MAY 2010
                                        

Scrap tire measure approved

A Colorado Senate Committee approved comprehensive legislation to reform the state’s scrap tire laws. More than 60 million stockpiled scrap tires are in Colorado, which is one of the few states where piles are growing.

The Rubber Manufacturers Association (RMA) has been working to change Colorado’s scrap tire law since the last changes were made to the program several years ago. RMA testified in favor of the legislation this week.

Scrap Tire Pile

HB 1018, which passed the House in March, was unanimously approved by the Colorado Senate Transportation Committee. The measure will next be considered by the Senate Finance Committee.

“HB 1018 is the result of eight months of negotiation among all major scrap tire stakeholders in Colorado,” said Michael Blumenthal, RMA vice president, who testified in support of HB 1018. “If enacted, Colorado will be able to address some of the gaps in their program, while focusing on market development and continued stockpile abatement.”

Colorado currently imposes a $1.50 fee on new tires that should be used for enforcement of state scrap tire regulations, cleanup of waste tire piles and market development.

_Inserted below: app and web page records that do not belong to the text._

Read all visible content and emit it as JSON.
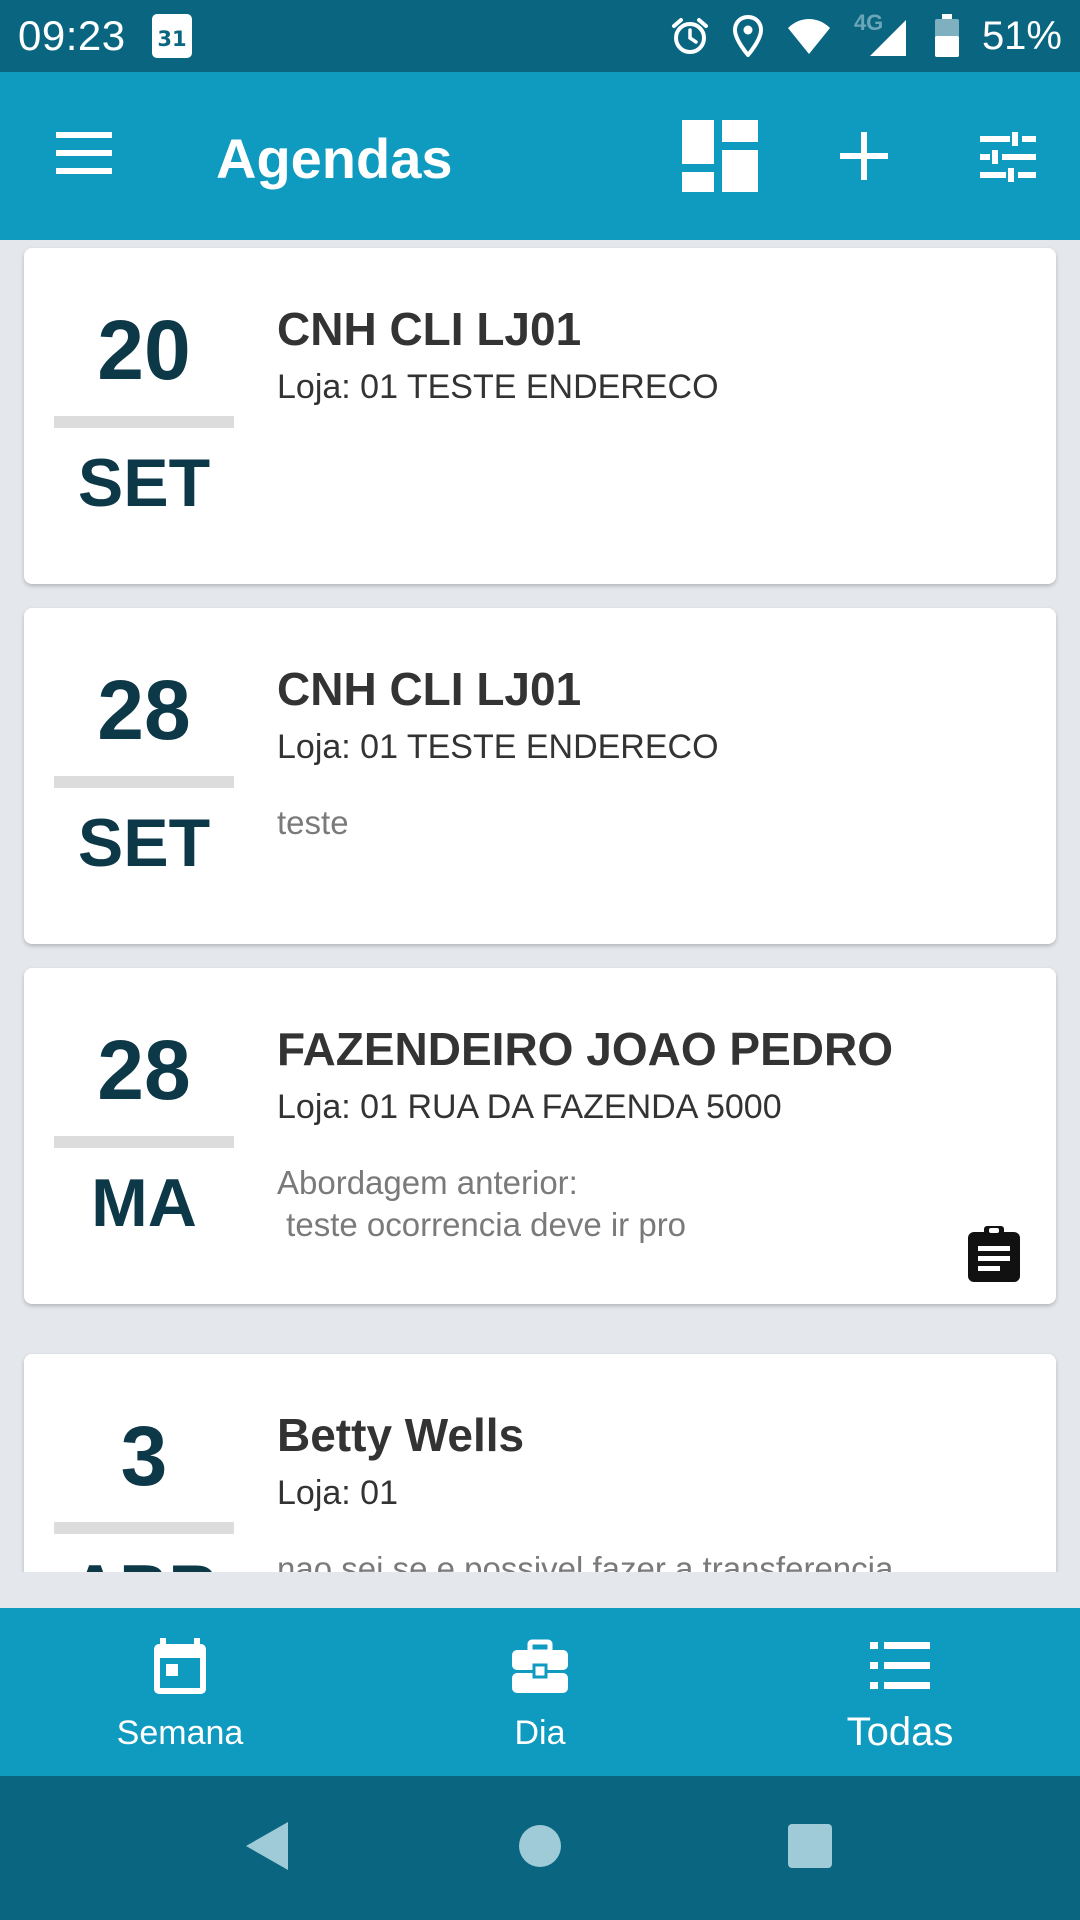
{
  "status_bar": {
    "time": "09:23",
    "calendar_day": "31",
    "network": "4G",
    "battery": "51%",
    "icons": [
      "calendar-icon",
      "alarm-icon",
      "location-icon",
      "wifi-icon",
      "signal-icon",
      "battery-icon"
    ]
  },
  "app_bar": {
    "title": "Agendas",
    "actions": [
      "menu-icon",
      "dashboard-icon",
      "add-icon",
      "tune-icon"
    ]
  },
  "agendas": [
    {
      "day": "20",
      "month": "SET",
      "title": "CNH CLI LJ01",
      "loja": "Loja: 01 TESTE ENDERECO",
      "note": "",
      "has_clipboard": false
    },
    {
      "day": "28",
      "month": "SET",
      "title": "CNH CLI LJ01",
      "loja": "Loja: 01 TESTE ENDERECO",
      "note": "teste",
      "has_clipboard": false
    },
    {
      "day": "28",
      "month": "MA",
      "title": "FAZENDEIRO JOAO PEDRO",
      "loja": "Loja: 01 RUA DA FAZENDA 5000",
      "note": "Abordagem anterior:\n teste ocorrencia deve ir pro",
      "has_clipboard": true
    },
    {
      "day": "3",
      "month": "ABR",
      "title": "Betty Wells",
      "loja": "Loja: 01",
      "note": "nao sei se e possivel fazer a transferencia",
      "has_clipboard": false
    }
  ],
  "bottom_nav": [
    {
      "label": "Semana",
      "icon": "calendar-week-icon",
      "active": false
    },
    {
      "label": "Dia",
      "icon": "briefcase-icon",
      "active": false
    },
    {
      "label": "Todas",
      "icon": "list-icon",
      "active": true
    }
  ],
  "system_nav": [
    "back-icon",
    "home-icon",
    "recents-icon"
  ],
  "colors": {
    "primary": "#0f9ac0",
    "primary_dark": "#0a6680",
    "date_text": "#0d3848",
    "background": "#e4e8ec"
  }
}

“Unfortunately, Colorado has not effectively managed scrap tires,” Blumenthal said. “The state has the greatest number of tires in stockpiles in the nation and unless the system is changed, those piles will continue to grow.”

HB 1018 would:

•Place more of the scrap tire funds directly into scrap tire activities.

•Consolidate all waste tire programs under the Colorado Department of Public Health and Environment (CDPHE) and establish new requirements for scrap tire market development, fire planning and prevention, waste tire hauler regulations and waste tire facility regulations.

•Create regulations that will benefit the state and the scrap tire industry and close gaps in the regulation that will decrease the incidence of unlawful dumping of tires.

•Create an advisory committee that can provide ongoing review and evaluation of the program that will increase the likelihood of constant improvement to the program.

“We will continue to press Colorado lawmakers to enact this legislation,” Blumenthal said.